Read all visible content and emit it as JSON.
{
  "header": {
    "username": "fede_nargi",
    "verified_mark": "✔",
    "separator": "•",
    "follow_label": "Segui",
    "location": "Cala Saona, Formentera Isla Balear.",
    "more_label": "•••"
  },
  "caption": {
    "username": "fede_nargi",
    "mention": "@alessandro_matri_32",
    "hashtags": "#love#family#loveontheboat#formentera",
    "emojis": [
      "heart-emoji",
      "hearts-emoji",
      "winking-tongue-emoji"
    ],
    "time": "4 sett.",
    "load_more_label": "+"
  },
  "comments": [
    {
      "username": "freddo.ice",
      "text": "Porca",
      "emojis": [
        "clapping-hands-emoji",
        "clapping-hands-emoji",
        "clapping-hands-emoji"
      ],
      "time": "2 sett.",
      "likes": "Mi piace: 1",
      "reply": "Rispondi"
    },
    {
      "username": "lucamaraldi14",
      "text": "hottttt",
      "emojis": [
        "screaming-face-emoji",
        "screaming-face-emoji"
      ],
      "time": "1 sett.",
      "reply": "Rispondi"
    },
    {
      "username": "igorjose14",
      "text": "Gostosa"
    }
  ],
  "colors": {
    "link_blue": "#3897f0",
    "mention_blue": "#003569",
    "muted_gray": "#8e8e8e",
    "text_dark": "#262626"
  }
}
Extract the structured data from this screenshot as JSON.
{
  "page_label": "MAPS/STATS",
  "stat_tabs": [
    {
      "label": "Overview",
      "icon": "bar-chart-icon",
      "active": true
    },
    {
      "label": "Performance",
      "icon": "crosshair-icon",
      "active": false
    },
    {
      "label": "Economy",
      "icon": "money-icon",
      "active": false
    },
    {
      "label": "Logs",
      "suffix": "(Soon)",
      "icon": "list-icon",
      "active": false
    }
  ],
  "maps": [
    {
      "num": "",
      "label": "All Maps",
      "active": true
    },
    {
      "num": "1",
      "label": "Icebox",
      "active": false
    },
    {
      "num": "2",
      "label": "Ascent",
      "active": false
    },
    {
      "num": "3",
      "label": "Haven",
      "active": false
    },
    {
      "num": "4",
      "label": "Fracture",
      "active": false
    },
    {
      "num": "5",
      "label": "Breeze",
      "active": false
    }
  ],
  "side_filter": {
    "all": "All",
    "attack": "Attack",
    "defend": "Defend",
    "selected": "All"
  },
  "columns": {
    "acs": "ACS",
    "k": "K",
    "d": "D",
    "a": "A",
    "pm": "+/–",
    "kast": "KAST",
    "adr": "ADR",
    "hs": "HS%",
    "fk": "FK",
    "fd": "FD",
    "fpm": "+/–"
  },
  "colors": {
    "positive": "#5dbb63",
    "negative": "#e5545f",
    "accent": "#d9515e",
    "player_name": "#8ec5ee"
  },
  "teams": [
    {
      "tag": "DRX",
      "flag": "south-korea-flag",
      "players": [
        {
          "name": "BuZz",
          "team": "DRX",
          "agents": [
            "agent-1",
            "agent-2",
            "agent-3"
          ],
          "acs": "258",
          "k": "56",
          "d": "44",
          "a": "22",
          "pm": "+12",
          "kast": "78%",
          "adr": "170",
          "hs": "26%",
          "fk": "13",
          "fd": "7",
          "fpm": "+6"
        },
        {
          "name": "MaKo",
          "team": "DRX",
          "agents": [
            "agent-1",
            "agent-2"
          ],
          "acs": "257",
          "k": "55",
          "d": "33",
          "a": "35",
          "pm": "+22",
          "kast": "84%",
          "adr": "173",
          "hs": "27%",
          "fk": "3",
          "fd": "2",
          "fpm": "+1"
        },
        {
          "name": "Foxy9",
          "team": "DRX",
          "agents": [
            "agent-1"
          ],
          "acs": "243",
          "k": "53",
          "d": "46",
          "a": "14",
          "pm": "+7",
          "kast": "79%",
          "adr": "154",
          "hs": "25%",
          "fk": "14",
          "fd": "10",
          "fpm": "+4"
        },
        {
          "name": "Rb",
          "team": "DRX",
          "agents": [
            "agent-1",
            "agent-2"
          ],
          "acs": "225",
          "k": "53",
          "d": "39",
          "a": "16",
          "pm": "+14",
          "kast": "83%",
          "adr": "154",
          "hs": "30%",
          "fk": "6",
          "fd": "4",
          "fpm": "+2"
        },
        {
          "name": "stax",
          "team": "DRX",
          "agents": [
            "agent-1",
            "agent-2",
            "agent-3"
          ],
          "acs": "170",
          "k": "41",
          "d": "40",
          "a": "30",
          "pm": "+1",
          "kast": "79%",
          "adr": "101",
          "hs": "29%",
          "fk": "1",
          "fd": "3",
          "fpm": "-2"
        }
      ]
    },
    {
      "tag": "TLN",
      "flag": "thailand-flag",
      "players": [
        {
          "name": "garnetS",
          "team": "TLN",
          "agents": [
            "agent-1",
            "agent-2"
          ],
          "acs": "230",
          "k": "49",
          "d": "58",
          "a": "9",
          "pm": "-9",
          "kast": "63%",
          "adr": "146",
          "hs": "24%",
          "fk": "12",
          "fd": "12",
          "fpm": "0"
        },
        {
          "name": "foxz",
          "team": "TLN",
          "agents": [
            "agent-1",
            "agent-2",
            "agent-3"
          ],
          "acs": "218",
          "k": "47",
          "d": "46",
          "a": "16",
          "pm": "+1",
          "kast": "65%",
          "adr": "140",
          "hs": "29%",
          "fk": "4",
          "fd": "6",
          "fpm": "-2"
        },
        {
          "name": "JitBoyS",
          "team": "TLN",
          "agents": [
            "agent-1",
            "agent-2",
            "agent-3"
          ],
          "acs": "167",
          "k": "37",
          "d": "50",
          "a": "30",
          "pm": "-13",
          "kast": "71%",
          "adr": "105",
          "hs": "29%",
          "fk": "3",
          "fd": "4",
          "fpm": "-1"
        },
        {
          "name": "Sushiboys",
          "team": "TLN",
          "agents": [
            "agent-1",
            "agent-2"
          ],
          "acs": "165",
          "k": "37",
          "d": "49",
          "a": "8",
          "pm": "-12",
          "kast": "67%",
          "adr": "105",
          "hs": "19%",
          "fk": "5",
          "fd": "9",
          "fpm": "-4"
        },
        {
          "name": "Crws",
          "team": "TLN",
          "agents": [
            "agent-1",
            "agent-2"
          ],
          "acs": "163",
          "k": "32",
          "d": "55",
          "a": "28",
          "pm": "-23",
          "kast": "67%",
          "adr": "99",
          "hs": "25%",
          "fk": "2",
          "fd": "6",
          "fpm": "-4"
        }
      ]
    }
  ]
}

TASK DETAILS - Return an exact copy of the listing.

OUTPUT BELOW -
Read all visible content and emit it as JSON.
{
  "header": {
    "username": "fede_nargi",
    "verified_mark": "✔",
    "separator": "•",
    "follow_label": "Segui",
    "location": "Cala Saona, Formentera Isla Balear.",
    "more_label": "•••"
  },
  "caption": {
    "username": "fede_nargi",
    "mention": "@alessandro_matri_32",
    "hashtags": "#love#family#loveontheboat#formentera",
    "emojis": [
      "heart-emoji",
      "hearts-emoji",
      "winking-tongue-emoji"
    ],
    "time": "4 sett.",
    "load_more_label": "+"
  },
  "comments": [
    {
      "username": "freddo.ice",
      "text": "Porca",
      "emojis": [
        "clapping-hands-emoji",
        "clapping-hands-emoji",
        "clapping-hands-emoji"
      ],
      "time": "2 sett.",
      "likes": "Mi piace: 1",
      "reply": "Rispondi"
    },
    {
      "username": "lucamaraldi14",
      "text": "hottttt",
      "emojis": [
        "screaming-face-emoji",
        "screaming-face-emoji"
      ],
      "time": "1 sett.",
      "reply": "Rispondi"
    },
    {
      "username": "igorjose14",
      "text": "Gostosa"
    }
  ],
  "colors": {
    "link_blue": "#3897f0",
    "mention_blue": "#003569",
    "muted_gray": "#8e8e8e",
    "text_dark": "#262626"
  }
}
Extract the structured data from this screenshot as JSON.
{
  "page_label": "MAPS/STATS",
  "stat_tabs": [
    {
      "label": "Overview",
      "icon": "bar-chart-icon",
      "active": true
    },
    {
      "label": "Performance",
      "icon": "crosshair-icon",
      "active": false
    },
    {
      "label": "Economy",
      "icon": "money-icon",
      "active": false
    },
    {
      "label": "Logs",
      "suffix": "(Soon)",
      "icon": "list-icon",
      "active": false
    }
  ],
  "maps": [
    {
      "num": "",
      "label": "All Maps",
      "active": true
    },
    {
      "num": "1",
      "label": "Icebox",
      "active": false
    },
    {
      "num": "2",
      "label": "Ascent",
      "active": false
    },
    {
      "num": "3",
      "label": "Haven",
      "active": false
    },
    {
      "num": "4",
      "label": "Fracture",
      "active": false
    },
    {
      "num": "5",
      "label": "Breeze",
      "active": false
    }
  ],
  "side_filter": {
    "all": "All",
    "attack": "Attack",
    "defend": "Defend",
    "selected": "All"
  },
  "columns": {
    "acs": "ACS",
    "k": "K",
    "d": "D",
    "a": "A",
    "pm": "+/–",
    "kast": "KAST",
    "adr": "ADR",
    "hs": "HS%",
    "fk": "FK",
    "fd": "FD",
    "fpm": "+/–"
  },
  "colors": {
    "positive": "#5dbb63",
    "negative": "#e5545f",
    "accent": "#d9515e",
    "player_name": "#8ec5ee"
  },
  "teams": [
    {
      "tag": "DRX",
      "flag": "south-korea-flag",
      "players": [
        {
          "name": "BuZz",
          "team": "DRX",
          "agents": [
            "agent-1",
            "agent-2",
            "agent-3"
          ],
          "acs": "258",
          "k": "56",
          "d": "44",
          "a": "22",
          "pm": "+12",
          "kast": "78%",
          "adr": "170",
          "hs": "26%",
          "fk": "13",
          "fd": "7",
          "fpm": "+6"
        },
        {
          "name": "MaKo",
          "team": "DRX",
          "agents": [
            "agent-1",
            "agent-2"
          ],
          "acs": "257",
          "k": "55",
          "d": "33",
          "a": "35",
          "pm": "+22",
          "kast": "84%",
          "adr": "173",
          "hs": "27%",
          "fk": "3",
          "fd": "2",
          "fpm": "+1"
        },
        {
          "name": "Foxy9",
          "team": "DRX",
          "agents": [
            "agent-1"
          ],
          "acs": "243",
          "k": "53",
          "d": "46",
          "a": "14",
          "pm": "+7",
          "kast": "79%",
          "adr": "154",
          "hs": "25%",
          "fk": "14",
          "fd": "10",
          "fpm": "+4"
        },
        {
          "name": "Rb",
          "team": "DRX",
          "agents": [
            "agent-1",
            "agent-2"
          ],
          "acs": "225",
          "k": "53",
          "d": "39",
          "a": "16",
          "pm": "+14",
          "kast": "83%",
          "adr": "154",
          "hs": "30%",
          "fk": "6",
          "fd": "4",
          "fpm": "+2"
        },
        {
          "name": "stax",
          "team": "DRX",
          "agents": [
            "agent-1",
            "agent-2",
            "agent-3"
          ],
          "acs": "170",
          "k": "41",
          "d": "40",
          "a": "30",
          "pm": "+1",
          "kast": "79%",
          "adr": "101",
          "hs": "29%",
          "fk": "1",
          "fd": "3",
          "fpm": "-2"
        }
      ]
    },
    {
      "tag": "TLN",
      "flag": "thailand-flag",
      "players": [
        {
          "name": "garnetS",
          "team": "TLN",
          "agents": [
            "agent-1",
            "agent-2"
          ],
          "acs": "230",
          "k": "49",
          "d": "58",
          "a": "9",
          "pm": "-9",
          "kast": "63%",
          "adr": "146",
          "hs": "24%",
          "fk": "12",
          "fd": "12",
          "fpm": "0"
        },
        {
          "name": "foxz",
          "team": "TLN",
          "agents": [
            "agent-1",
            "agent-2",
            "agent-3"
          ],
          "acs": "218",
          "k": "47",
          "d": "46",
          "a": "16",
          "pm": "+1",
          "kast": "65%",
          "adr": "140",
          "hs": "29%",
          "fk": "4",
          "fd": "6",
          "fpm": "-2"
        },
        {
          "name": "JitBoyS",
          "team": "TLN",
          "agents": [
            "agent-1",
            "agent-2",
            "agent-3"
          ],
          "acs": "167",
          "k": "37",
          "d": "50",
          "a": "30",
          "pm": "-13",
          "kast": "71%",
          "adr": "105",
          "hs": "29%",
          "fk": "3",
          "fd": "4",
          "fpm": "-1"
        },
        {
          "name": "Sushiboys",
          "team": "TLN",
          "agents": [
            "agent-1",
            "agent-2"
          ],
          "acs": "165",
          "k": "37",
          "d": "49",
          "a": "8",
          "pm": "-12",
          "kast": "67%",
          "adr": "105",
          "hs": "19%",
          "fk": "5",
          "fd": "9",
          "fpm": "-4"
        },
        {
          "name": "Crws",
          "team": "TLN",
          "agents": [
            "agent-1",
            "agent-2"
          ],
          "acs": "163",
          "k": "32",
          "d": "55",
          "a": "28",
          "pm": "-23",
          "kast": "67%",
          "adr": "99",
          "hs": "25%",
          "fk": "2",
          "fd": "6",
          "fpm": "-4"
        }
      ]
    }
  ]
}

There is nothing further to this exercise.